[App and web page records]
= = = =

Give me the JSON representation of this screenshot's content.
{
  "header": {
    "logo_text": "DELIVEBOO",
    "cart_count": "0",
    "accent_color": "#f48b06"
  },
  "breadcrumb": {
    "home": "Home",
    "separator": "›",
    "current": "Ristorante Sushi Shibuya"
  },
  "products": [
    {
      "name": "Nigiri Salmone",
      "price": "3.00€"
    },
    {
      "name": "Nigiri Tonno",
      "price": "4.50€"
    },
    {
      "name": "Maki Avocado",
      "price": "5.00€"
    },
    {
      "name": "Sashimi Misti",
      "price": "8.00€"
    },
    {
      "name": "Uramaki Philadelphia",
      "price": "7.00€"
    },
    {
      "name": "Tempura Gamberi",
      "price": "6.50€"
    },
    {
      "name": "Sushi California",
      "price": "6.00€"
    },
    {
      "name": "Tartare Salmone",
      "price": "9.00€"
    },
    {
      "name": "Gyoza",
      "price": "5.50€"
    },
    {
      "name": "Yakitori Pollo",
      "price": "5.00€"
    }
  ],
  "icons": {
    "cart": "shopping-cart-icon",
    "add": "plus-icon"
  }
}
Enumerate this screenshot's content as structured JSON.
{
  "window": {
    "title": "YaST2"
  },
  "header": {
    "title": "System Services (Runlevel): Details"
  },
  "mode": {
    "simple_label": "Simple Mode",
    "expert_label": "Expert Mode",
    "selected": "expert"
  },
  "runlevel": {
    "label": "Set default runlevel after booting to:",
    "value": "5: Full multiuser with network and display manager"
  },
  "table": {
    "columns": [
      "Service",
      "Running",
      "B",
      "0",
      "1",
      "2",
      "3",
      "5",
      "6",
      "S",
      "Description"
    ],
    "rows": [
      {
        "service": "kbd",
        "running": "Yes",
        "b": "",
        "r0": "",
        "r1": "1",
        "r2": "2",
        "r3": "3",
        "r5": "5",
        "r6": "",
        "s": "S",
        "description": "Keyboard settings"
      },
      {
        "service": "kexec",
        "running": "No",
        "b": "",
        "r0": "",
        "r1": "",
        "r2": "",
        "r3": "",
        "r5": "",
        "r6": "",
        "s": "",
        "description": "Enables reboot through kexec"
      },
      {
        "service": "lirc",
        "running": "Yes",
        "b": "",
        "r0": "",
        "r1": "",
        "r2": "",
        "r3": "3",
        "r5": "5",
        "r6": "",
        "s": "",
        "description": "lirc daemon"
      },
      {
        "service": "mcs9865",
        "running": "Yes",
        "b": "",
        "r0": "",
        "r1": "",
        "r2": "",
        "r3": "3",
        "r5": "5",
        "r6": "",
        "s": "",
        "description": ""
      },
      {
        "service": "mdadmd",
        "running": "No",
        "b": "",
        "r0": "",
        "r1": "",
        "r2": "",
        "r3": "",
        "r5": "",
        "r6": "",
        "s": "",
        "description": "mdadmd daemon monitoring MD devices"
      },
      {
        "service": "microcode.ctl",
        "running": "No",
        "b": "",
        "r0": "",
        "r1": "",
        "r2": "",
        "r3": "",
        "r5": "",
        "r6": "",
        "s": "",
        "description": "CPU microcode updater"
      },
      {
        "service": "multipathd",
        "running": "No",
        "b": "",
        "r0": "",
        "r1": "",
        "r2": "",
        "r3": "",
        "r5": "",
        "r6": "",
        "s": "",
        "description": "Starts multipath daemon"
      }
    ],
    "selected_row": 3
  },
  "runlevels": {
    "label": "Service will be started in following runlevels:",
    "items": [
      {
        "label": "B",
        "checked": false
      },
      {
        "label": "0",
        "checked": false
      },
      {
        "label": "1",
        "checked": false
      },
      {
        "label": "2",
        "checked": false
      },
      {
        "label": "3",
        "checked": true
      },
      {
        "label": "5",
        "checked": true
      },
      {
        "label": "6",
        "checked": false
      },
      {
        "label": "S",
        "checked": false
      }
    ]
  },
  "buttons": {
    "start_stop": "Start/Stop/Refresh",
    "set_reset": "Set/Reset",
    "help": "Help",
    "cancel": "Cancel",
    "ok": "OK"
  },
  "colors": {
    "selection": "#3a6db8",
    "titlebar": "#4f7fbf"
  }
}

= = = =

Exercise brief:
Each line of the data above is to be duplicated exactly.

Solution:
Give me the JSON representation of this screenshot's content.
{
  "header": {
    "logo_text": "DELIVEBOO",
    "cart_count": "0",
    "accent_color": "#f48b06"
  },
  "breadcrumb": {
    "home": "Home",
    "separator": "›",
    "current": "Ristorante Sushi Shibuya"
  },
  "products": [
    {
      "name": "Nigiri Salmone",
      "price": "3.00€"
    },
    {
      "name": "Nigiri Tonno",
      "price": "4.50€"
    },
    {
      "name": "Maki Avocado",
      "price": "5.00€"
    },
    {
      "name": "Sashimi Misti",
      "price": "8.00€"
    },
    {
      "name": "Uramaki Philadelphia",
      "price": "7.00€"
    },
    {
      "name": "Tempura Gamberi",
      "price": "6.50€"
    },
    {
      "name": "Sushi California",
      "price": "6.00€"
    },
    {
      "name": "Tartare Salmone",
      "price": "9.00€"
    },
    {
      "name": "Gyoza",
      "price": "5.50€"
    },
    {
      "name": "Yakitori Pollo",
      "price": "5.00€"
    }
  ],
  "icons": {
    "cart": "shopping-cart-icon",
    "add": "plus-icon"
  }
}
Enumerate this screenshot's content as structured JSON.
{
  "window": {
    "title": "YaST2"
  },
  "header": {
    "title": "System Services (Runlevel): Details"
  },
  "mode": {
    "simple_label": "Simple Mode",
    "expert_label": "Expert Mode",
    "selected": "expert"
  },
  "runlevel": {
    "label": "Set default runlevel after booting to:",
    "value": "5: Full multiuser with network and display manager"
  },
  "table": {
    "columns": [
      "Service",
      "Running",
      "B",
      "0",
      "1",
      "2",
      "3",
      "5",
      "6",
      "S",
      "Description"
    ],
    "rows": [
      {
        "service": "kbd",
        "running": "Yes",
        "b": "",
        "r0": "",
        "r1": "1",
        "r2": "2",
        "r3": "3",
        "r5": "5",
        "r6": "",
        "s": "S",
        "description": "Keyboard settings"
      },
      {
        "service": "kexec",
        "running": "No",
        "b": "",
        "r0": "",
        "r1": "",
        "r2": "",
        "r3": "",
        "r5": "",
        "r6": "",
        "s": "",
        "description": "Enables reboot through kexec"
      },
      {
        "service": "lirc",
        "running": "Yes",
        "b": "",
        "r0": "",
        "r1": "",
        "r2": "",
        "r3": "3",
        "r5": "5",
        "r6": "",
        "s": "",
        "description": "lirc daemon"
      },
      {
        "service": "mcs9865",
        "running": "Yes",
        "b": "",
        "r0": "",
        "r1": "",
        "r2": "",
        "r3": "3",
        "r5": "5",
        "r6": "",
        "s": "",
        "description": ""
      },
      {
        "service": "mdadmd",
        "running": "No",
        "b": "",
        "r0": "",
        "r1": "",
        "r2": "",
        "r3": "",
        "r5": "",
        "r6": "",
        "s": "",
        "description": "mdadmd daemon monitoring MD devices"
      },
      {
        "service": "microcode.ctl",
        "running": "No",
        "b": "",
        "r0": "",
        "r1": "",
        "r2": "",
        "r3": "",
        "r5": "",
        "r6": "",
        "s": "",
        "description": "CPU microcode updater"
      },
      {
        "service": "multipathd",
        "running": "No",
        "b": "",
        "r0": "",
        "r1": "",
        "r2": "",
        "r3": "",
        "r5": "",
        "r6": "",
        "s": "",
        "description": "Starts multipath daemon"
      }
    ],
    "selected_row": 3
  },
  "runlevels": {
    "label": "Service will be started in following runlevels:",
    "items": [
      {
        "label": "B",
        "checked": false
      },
      {
        "label": "0",
        "checked": false
      },
      {
        "label": "1",
        "checked": false
      },
      {
        "label": "2",
        "checked": false
      },
      {
        "label": "3",
        "checked": true
      },
      {
        "label": "5",
        "checked": true
      },
      {
        "label": "6",
        "checked": false
      },
      {
        "label": "S",
        "checked": false
      }
    ]
  },
  "buttons": {
    "start_stop": "Start/Stop/Refresh",
    "set_reset": "Set/Reset",
    "help": "Help",
    "cancel": "Cancel",
    "ok": "OK"
  },
  "colors": {
    "selection": "#3a6db8",
    "titlebar": "#4f7fbf"
  }
}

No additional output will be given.